▼▼▼

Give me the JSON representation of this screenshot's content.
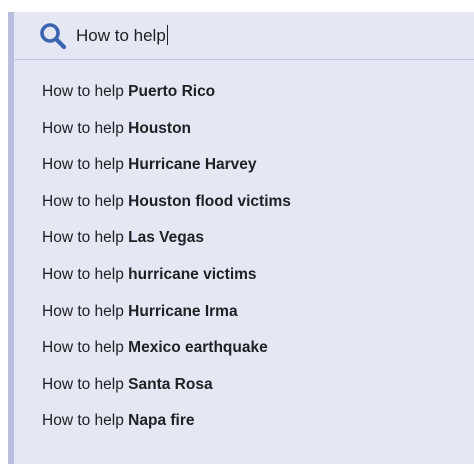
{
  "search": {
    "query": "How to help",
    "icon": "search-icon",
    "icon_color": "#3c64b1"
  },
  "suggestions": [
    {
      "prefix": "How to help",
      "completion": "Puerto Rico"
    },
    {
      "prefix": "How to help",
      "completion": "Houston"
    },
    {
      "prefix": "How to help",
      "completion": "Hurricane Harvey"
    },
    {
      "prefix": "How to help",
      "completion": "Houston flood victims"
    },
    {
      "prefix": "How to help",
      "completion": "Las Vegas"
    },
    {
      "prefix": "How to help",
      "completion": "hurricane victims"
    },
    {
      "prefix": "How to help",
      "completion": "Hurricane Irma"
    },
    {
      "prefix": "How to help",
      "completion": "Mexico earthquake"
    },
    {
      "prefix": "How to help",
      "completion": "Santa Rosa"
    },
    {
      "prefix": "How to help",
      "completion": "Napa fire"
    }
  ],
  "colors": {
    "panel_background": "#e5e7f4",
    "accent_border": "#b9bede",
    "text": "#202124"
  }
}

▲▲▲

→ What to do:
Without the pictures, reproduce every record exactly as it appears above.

→ Problem solution:
Give me the JSON representation of this screenshot's content.
{
  "search": {
    "query": "How to help",
    "icon": "search-icon",
    "icon_color": "#3c64b1"
  },
  "suggestions": [
    {
      "prefix": "How to help",
      "completion": "Puerto Rico"
    },
    {
      "prefix": "How to help",
      "completion": "Houston"
    },
    {
      "prefix": "How to help",
      "completion": "Hurricane Harvey"
    },
    {
      "prefix": "How to help",
      "completion": "Houston flood victims"
    },
    {
      "prefix": "How to help",
      "completion": "Las Vegas"
    },
    {
      "prefix": "How to help",
      "completion": "hurricane victims"
    },
    {
      "prefix": "How to help",
      "completion": "Hurricane Irma"
    },
    {
      "prefix": "How to help",
      "completion": "Mexico earthquake"
    },
    {
      "prefix": "How to help",
      "completion": "Santa Rosa"
    },
    {
      "prefix": "How to help",
      "completion": "Napa fire"
    }
  ],
  "colors": {
    "panel_background": "#e5e7f4",
    "accent_border": "#b9bede",
    "text": "#202124"
  }
}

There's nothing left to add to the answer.